◆ **WORK INSTRUCTIONS**
Your task is to copy the listing exactly, with the pictures left out.

◆ **DATA TO EXAMINE**

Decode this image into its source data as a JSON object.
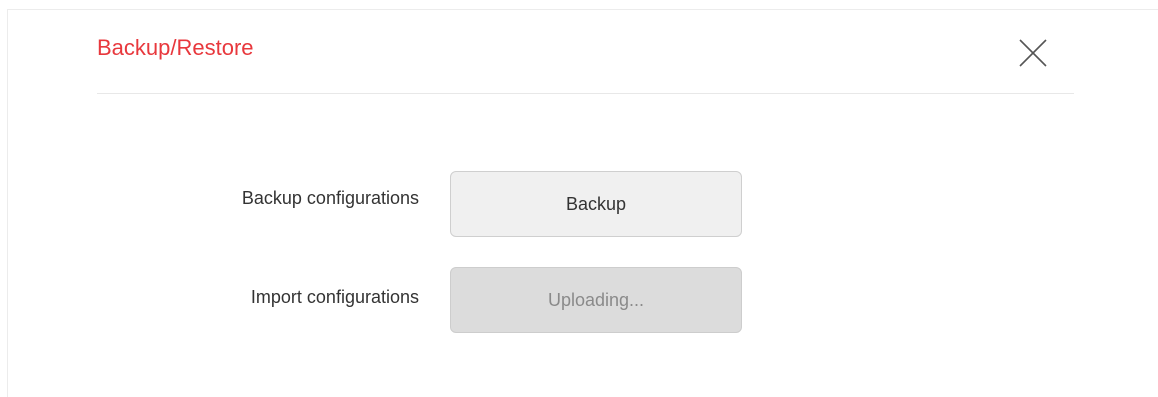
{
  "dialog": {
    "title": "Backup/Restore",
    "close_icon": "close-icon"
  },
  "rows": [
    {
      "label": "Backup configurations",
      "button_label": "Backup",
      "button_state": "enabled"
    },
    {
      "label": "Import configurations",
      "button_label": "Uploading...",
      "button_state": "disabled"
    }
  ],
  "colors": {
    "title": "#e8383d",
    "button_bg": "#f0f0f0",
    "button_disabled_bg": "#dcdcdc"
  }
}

◆ **YOUR SOLUTION**
Decode this image into its source data as a JSON object.
{
  "dialog": {
    "title": "Backup/Restore",
    "close_icon": "close-icon"
  },
  "rows": [
    {
      "label": "Backup configurations",
      "button_label": "Backup",
      "button_state": "enabled"
    },
    {
      "label": "Import configurations",
      "button_label": "Uploading...",
      "button_state": "disabled"
    }
  ],
  "colors": {
    "title": "#e8383d",
    "button_bg": "#f0f0f0",
    "button_disabled_bg": "#dcdcdc"
  }
}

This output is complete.